[Dataset rows for apps and sites]

::::

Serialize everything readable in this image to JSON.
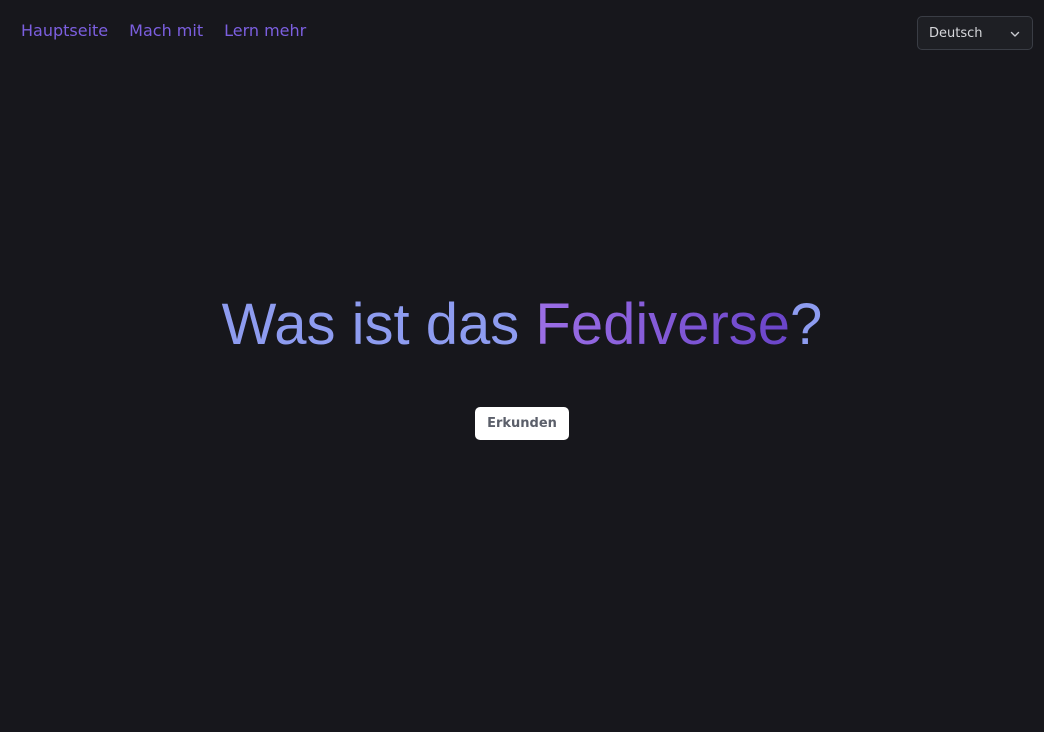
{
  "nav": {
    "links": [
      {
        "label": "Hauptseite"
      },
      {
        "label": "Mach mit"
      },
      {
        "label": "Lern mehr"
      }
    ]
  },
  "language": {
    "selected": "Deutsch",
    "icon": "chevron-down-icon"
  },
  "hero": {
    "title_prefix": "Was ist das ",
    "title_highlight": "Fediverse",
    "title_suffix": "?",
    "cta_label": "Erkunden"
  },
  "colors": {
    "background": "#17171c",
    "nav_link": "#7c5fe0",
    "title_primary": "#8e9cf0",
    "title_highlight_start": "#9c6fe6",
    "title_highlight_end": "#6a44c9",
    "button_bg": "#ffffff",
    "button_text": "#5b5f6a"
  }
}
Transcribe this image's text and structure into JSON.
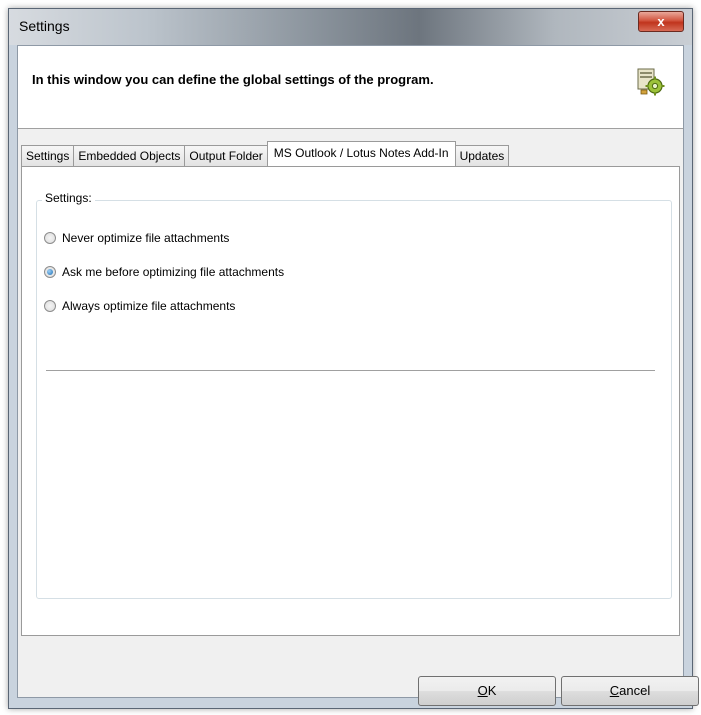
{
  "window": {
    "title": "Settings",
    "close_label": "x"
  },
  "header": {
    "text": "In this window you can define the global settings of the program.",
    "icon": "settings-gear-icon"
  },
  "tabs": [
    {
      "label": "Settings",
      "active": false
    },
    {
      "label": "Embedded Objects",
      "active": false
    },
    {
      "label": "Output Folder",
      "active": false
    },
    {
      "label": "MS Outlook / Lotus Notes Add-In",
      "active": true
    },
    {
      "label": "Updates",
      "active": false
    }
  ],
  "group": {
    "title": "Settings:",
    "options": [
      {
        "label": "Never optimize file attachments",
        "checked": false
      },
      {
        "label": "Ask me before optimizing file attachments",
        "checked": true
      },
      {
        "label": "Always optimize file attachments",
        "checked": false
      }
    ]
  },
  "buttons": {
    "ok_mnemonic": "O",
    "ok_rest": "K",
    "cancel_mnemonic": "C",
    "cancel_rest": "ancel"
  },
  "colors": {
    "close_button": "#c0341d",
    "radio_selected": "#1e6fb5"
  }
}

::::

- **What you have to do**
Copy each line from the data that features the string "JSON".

- **Completed task**
Serialize everything readable in this image to JSON.
Transcribe this image's text and structure into JSON.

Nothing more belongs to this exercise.